Non-compliant firms must ‘urgently remediate’ any shortcomings, the CBI said, while all FMCs are required to ensure that a board-approved compliance action is in place by the end of March 2021, at the latest.
Firms may have weathered the sharpest drawdown in history reasonably well in 2020 (with a large helping hand from central banks of course), but that doesn’t mean that fund liquidity won’t be a major issue on the regulatory agenda in 2021.
ESMA will be keen to understand how its inaugural Liquidity Stress Test (LST) guidelines, which came into force on 30 September 2020, panned out. With ample time to get ready, ESMA and local National Competent Authorities (NCAs) will be keen to make sure that firms are adapting well. And with the FCA considering similar legislation as well as a new 180-day redemption rule for property funds, fund liquidity stress testing will continue to be high up on the regulatory agenda for a long time to come it seems.

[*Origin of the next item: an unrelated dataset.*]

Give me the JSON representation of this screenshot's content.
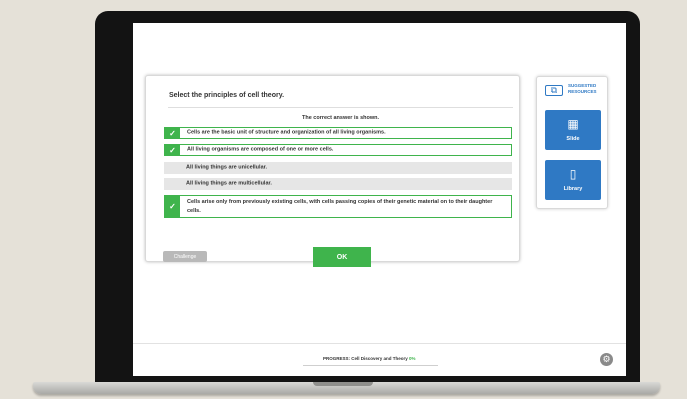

More recently, ESMA warned fund managers last November to improve readiness for future adverse shocks, and managers can expect a lot of ongoing fund liquidity reports and studies to be carried out by ESMA and NCAs in 2021.
That’s prompted some managers, and sometimes their ManCo companies, to consider whether the type of vehicles and strategies they offer are suitable for particular asset classes and investors – particularly retail investors.
While this renewed focus, including the 180-day redemption rule in the UK, may help avoid high-profile fund blow-ups, industry experts warn that it risks locking less sophisticated investors out of illiquid assets such as real estate, and could spell the end of property funds altogether.
It will be interesting to see how things play out – and whether some funds adopt a private equity-type approach going forward.
Another perennial theme that’s likely to dominate in 2021 are fund fees, particularly for UCITS. Fund fees have long been a favoured topic of ESMA, which late last year identified costs, performance and data quality as strategic supervisory priorities.
Like fund liquidity, it’s all about protecting investors – and retail investors in particular – with ESMA wary that some asset managers may be using different countries’ frameworks in order to arbitrage the rules, including rules around costs.
In January this year, therefore, ESMA announced that it was launching a Common Supervisory Action (CSA) looking at the supervision of costs and fees of UCITS across the EU.
The CSA will be conducted over the course of 2021, and the overall aim is to assess:
- How far ESMA authorised firms comply with the relevant cost-related provisions in the UCITS framework and the obligation not to impose charge undue costs to investors; and
- Whether firms which use Efficient Portfolio Management (EPM) techniques adhere to the requirements set out in the UCITS framework and in the relevant ESMA Guidelines.
That means more pressure on UCITS in 2021 and beyond. Although regulators take a positive view of the UCITS directive overall, UCITS will remain a major focus.